. We preprocess the data through an affine transformation such that their mean and variance (over both the training data and pixels) are zero and one, respectively.
Our multilayer perceptron (MLP) consists of a -dimensional input layer followed by a hidden layer of neurons with ReLU activations, another hidden layer of neurons with ReLU activations, and a -dimensional output layer with the softmax activation. The model performance is evaluated by the cross-entropy loss supplemented by the -regularization term with the weight decay .
Throughout the paper, the MLP is trained on the MNIST data through SGD without momentum. The data are shuffled at each epoch with the mini-batch size .
The MLP is initialized through the Xavier method (Glorot & Bengio, 2010) and trained for epochs with the learning rate . We then sequentially train it with . This sequential-run protocol is carried out with distinct seeds for the random-number generator used in data shuffling, all starting from the common model parameter attained at the end of the initial -epoch run. The figure 2 depicts trajectories for one particular seed, while the figure 3 plots means and error bars over these distinct seeds.
b.2 CNN on CIFAR-10 through SGD with momentum
The CIFAR-10 training data consist of color images of objects – divided into ten categories – with -by- pixels in each of color channels, each pixel ranging in (Krizhevsky & Hinton, 2009). We preprocess the data through uniformly subtracting and multiplying by so that each pixel ranges in .

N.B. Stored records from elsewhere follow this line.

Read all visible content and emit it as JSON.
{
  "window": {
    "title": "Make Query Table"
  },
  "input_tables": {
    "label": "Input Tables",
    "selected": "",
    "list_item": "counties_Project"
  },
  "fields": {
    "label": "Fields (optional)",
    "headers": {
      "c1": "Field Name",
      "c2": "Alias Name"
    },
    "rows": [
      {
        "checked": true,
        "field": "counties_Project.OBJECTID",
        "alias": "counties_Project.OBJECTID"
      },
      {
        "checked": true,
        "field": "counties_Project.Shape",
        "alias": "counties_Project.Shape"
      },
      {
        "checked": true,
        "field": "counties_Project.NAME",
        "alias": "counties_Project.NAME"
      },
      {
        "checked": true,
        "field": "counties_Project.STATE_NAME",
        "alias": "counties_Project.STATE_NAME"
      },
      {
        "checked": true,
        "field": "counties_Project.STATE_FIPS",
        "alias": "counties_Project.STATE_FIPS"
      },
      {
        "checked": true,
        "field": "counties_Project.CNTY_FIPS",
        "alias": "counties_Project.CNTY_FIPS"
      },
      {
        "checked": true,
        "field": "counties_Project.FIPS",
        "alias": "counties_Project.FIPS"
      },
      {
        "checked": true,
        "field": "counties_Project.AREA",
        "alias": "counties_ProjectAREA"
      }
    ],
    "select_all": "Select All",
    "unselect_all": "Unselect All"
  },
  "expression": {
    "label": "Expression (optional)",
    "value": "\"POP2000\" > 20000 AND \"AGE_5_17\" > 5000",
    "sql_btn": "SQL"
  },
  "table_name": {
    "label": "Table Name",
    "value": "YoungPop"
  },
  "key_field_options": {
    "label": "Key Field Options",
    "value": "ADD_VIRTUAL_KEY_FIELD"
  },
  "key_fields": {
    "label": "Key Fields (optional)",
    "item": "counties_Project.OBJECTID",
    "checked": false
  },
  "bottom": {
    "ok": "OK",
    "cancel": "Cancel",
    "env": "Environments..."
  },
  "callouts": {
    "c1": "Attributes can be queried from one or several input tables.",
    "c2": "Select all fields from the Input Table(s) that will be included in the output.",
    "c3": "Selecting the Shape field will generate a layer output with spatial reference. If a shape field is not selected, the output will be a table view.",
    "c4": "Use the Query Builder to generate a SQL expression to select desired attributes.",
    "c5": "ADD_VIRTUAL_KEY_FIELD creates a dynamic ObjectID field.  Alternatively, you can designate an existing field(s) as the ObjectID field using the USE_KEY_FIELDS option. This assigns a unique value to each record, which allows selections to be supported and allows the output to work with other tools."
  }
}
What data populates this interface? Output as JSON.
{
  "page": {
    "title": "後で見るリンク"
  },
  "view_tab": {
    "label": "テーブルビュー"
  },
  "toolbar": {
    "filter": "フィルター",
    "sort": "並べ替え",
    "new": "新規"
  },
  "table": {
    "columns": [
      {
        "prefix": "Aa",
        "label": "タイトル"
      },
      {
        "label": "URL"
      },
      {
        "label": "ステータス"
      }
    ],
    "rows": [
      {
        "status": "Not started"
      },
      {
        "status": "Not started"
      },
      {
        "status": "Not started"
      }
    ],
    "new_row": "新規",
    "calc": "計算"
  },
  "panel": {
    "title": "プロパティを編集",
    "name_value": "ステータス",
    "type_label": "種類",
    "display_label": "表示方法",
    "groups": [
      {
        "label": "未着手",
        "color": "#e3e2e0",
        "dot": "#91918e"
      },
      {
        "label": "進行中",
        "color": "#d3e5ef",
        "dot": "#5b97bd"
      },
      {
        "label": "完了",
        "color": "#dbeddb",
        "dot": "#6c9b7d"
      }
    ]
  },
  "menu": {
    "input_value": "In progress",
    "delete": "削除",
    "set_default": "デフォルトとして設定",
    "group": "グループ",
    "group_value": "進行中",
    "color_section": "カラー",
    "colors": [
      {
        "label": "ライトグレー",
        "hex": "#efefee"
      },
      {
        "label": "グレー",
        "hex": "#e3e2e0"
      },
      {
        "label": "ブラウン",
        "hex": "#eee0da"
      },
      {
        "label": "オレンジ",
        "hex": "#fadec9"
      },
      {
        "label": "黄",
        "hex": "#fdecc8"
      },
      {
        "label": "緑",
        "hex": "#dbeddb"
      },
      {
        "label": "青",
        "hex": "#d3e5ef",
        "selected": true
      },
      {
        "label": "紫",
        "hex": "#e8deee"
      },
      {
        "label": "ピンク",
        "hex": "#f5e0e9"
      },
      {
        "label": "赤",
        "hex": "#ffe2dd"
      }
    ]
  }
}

In order to describe the architecture of our convolutional neural network (CNN) in detail, let us associate a tuple to a convolutional layer with filter width , a number of channels
, and padding
, followed by ReLU activations and a max-pooling layer of width. Then, as in the demo at Karpathy (2014), our CNN consists of a input layer followed by a convolutional layer with , another convolutional layer with , yet another convolutional layer with , and finally a fully-connected -dimensional output layer with the softmax activation. The model performance is evaluated by the cross-entropy loss supplemented by the -regularization term with the weight decay .
Throughout the paper (except in Section 3.3 where the adaptive scheduling method is tested for SGD without momentum), the CNN is trained on the CIFAR-10 data through SGD with momentum and dampening . The data are shuffled at each epoch with the mini-batch size .
The CNN is initialized through the Xavier method (Glorot & Bengio, 2010) and trained for epochs with the learning rate . We then sequentially train it with . At each junction of the sequence, the velocity is zeroed. This sequential-run protocol is carried out with distinct seeds for the random-number generator used in data shuffling, all starting from the common model parameter attained at the end of the initial -epoch run. The figure 2 depicts trajectories for one particular seed, while the figure 3 plots means and error bars over these distinct seeds.